Bottom up digital sovereignty in Europe
This, living and constantly updated, post documents grassroots attempts of cultivating technology and data for the citizens' good from the 90's until now in different European cities.
As with the previous post which traces politically/industry driven digital sovereignty, this one is a labor of independent research as I go about reading and here's how I'd unpack different terms in the very first sentence to help explain what the following is about:
- “Grassroots” refers to independent researchers, open source advocates and members of local/administrative politics who've come together to address the effect of digital on the civic. There are many activist groups and startups who have designed solutions and indeed do fall into the same category but unfortunately – so far at least – I'm unable to cover them.
- “Cultivating” – observed ex post from what's documented below – happens via simplifying hardware and software to extend access to the masses. Bear in mind that by the 90s computers were widely used in many companies but it was still a professional rather than a personal/consumer domain.

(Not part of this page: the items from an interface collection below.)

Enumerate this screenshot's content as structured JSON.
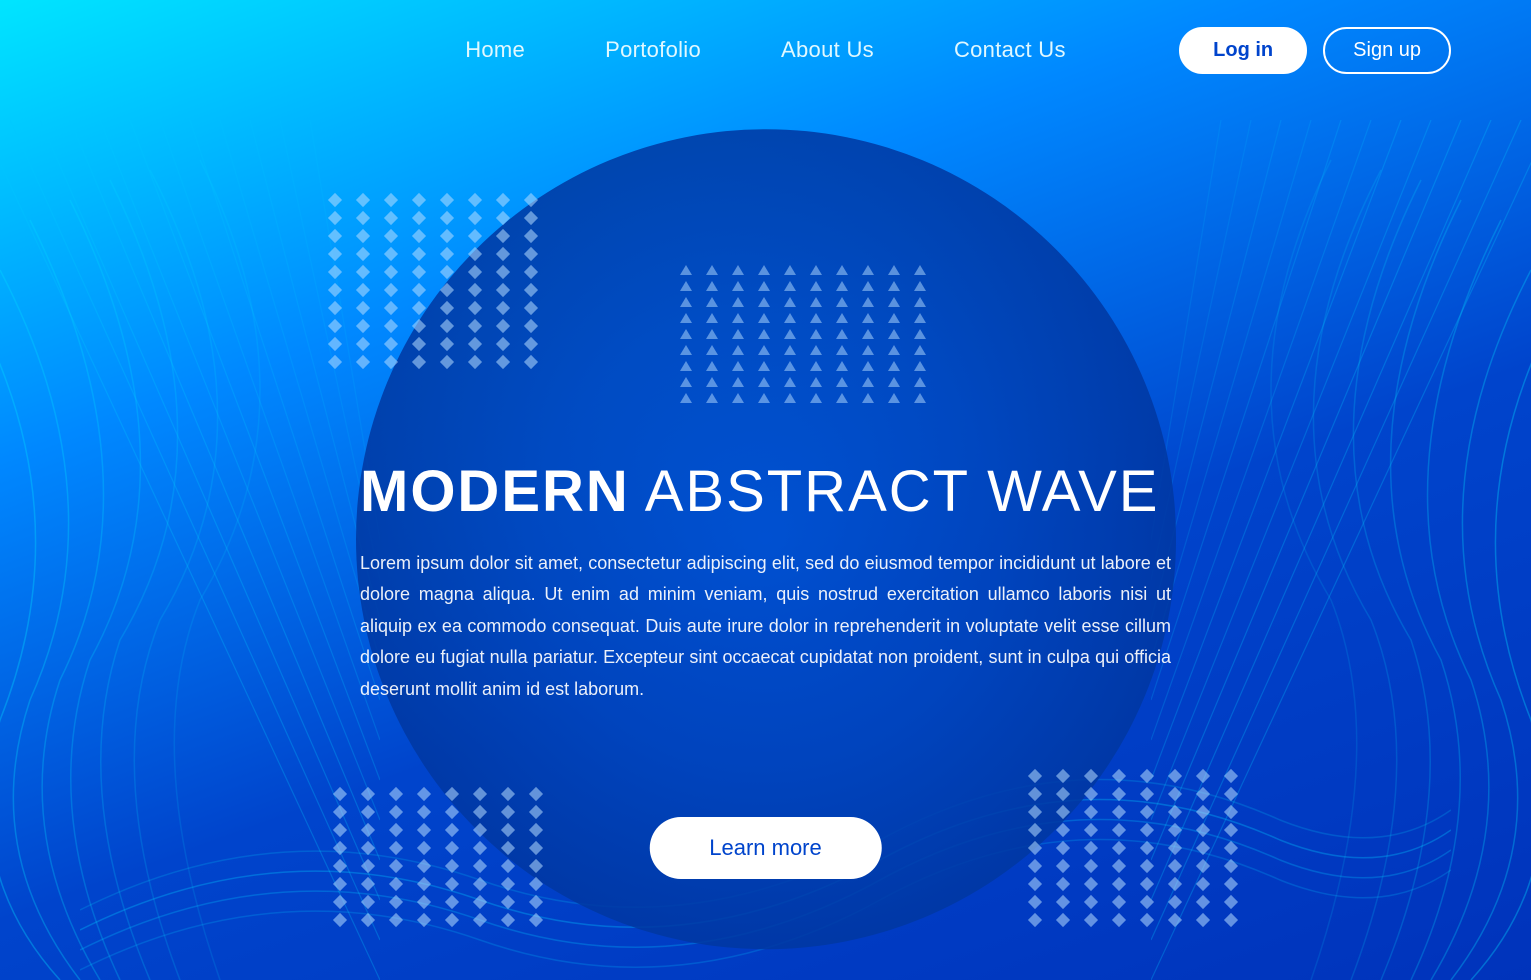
{
  "nav": {
    "links": [
      {
        "label": "Home",
        "id": "home"
      },
      {
        "label": "Portofolio",
        "id": "portfolio"
      },
      {
        "label": "About Us",
        "id": "about"
      },
      {
        "label": "Contact Us",
        "id": "contact"
      }
    ],
    "btn_login": "Log in",
    "btn_signup": "Sign up"
  },
  "hero": {
    "title_bold": "MODERN",
    "title_rest": " ABSTRACT WAVE",
    "description": "Lorem ipsum dolor sit amet, consectetur adipiscing elit, sed do eiusmod tempor incididunt ut labore et dolore magna aliqua. Ut enim ad minim veniam, quis nostrud exercitation ullamco laboris nisi ut aliquip ex ea commodo consequat. Duis aute irure dolor in reprehenderit in voluptate velit esse cillum dolore eu fugiat nulla pariatur. Excepteur sint occaecat cupidatat non proident, sunt in culpa qui officia deserunt mollit anim id est laborum.",
    "cta_label": "Learn more"
  }
}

- “Technology and data” – that's primarily personal(ly identifying) data from public services (communicating with other citizens, consuming public media and exercising democracy, health, finance, movement..etc) that is gathered on centralised platforms/technology and carried via cameras and other devices placed on streets.
- “90's until now in different European cities” – hopefully I find older initiatives to document and so far winding the clock three decades back. In what I found, I noticed that the projects took place in individual cities. Some projects were running in parallel in more than one city but nothing scaled to be adopted EU wide (unlike industrial projects).
In 1992, the French programmer Valentin Lacambre sought to connect the country's Minitel system. The free hosting platform that he built was called Altern and “allowed any person with an Internet access to open her online storage space to publish websites and manage emails accounts”.
As activity grew on the platform, the founder started receiving requests and complaints for being accountable for what users were posting on the platform. The debate around “intermediary liability” which was taking place in Europe and in the US at the time centred around Altern.
This culminated in a court ruling which held “Lacambre liable for the content of its users because it gave them a free and allegedly anonymous channel to broadcast their voices”. In response, the founder shut down the platform and its 47,000 websites in 1999. This became known as the “Altern Affair” and is referred to in the context of resisting online censorship.
From 1993 to 1999 Amsterdam’s De Digitale Stad was a “citizen-oriented network open to all Amsterdam residents through dial-in access points and public terminals”. It worked by motivating people to buy a modem and plug in into the city’s portal. The city’s vibrant squatter culture shaped The Digital State project's growing network by “situating it within a pre-existing tradition of media appropriation, activism, and organising”.
Users could visit the “post office” (to send emails), exchange gossip in virtual cafés, visit a number of themed city “squares,” and debate public issues all online in an attempt to empower citizens to embrace the new virtual frontier. “For the first time in the Netherlands, a computer environment came into existence where Dutch was spoken and where the agenda was set by Dutch social morals and codes.”
The start-up capital for the Digital City was 300,000 Guilders (≈ €140,000) and the city agreed to finance a 10-week pilot project ahead of the upcoming municipal elections. As the Internet had suddenly become commercial, the dynamics of the project was shut down in 1999.
Iperbole – launched in 1995 – was the second civic network in Europe and the first in the world providing free Internet access to citizenship. Created in Italy in Bologna, it was interpreted more than as a simple public service; it was part of a wider political vision aimed at using technological tools such as the Internet for the active participation of citizenship and as an attempt to “embed the Internet and the distributed model of communication within a longstanding project of political democratisation”.
Created by a Bologna council member and a language philosopher, Iperbole was an acronym that stood for “Internet “For” Bologna and Emilia Romagna”. According to its observers, that the project was launched and conceived before the widespread commercialisation of The Internet, helped rally the city behind it as being on the forefront of new technology.
During the 90s, 15% of the city's residents had emails and personal access to email (a high figure compared to other G7 countries at the time). Two years into the project, 200 local organisations had a web presence on the platform.
As commercialisation solved the issue of widespread access to and communication over IP, data ownership inspired the next generation of popular digital sovereignty projects.
DECODE – short for Decentralised Citizens Owned Data Ecosystem – was piloted in Barcelona and Amsterdam in 2018 and 2019 to provide “tools that put individuals in control of whether they keep their personal information private or share it for the public good”. The dangers of the ubiquity of centralised and uncontrolled by their rightful owners data extend from digital identity to IoT and public institutions.
The pilots focused on IoT to help citizens control the usage of the devices and the information created. Once created that information was stored in data commons for access by other citizens. Funded by the European Commission, the project was made up of 14 members from Spain, the Netherlands, Italy, Sweden, France and the UK.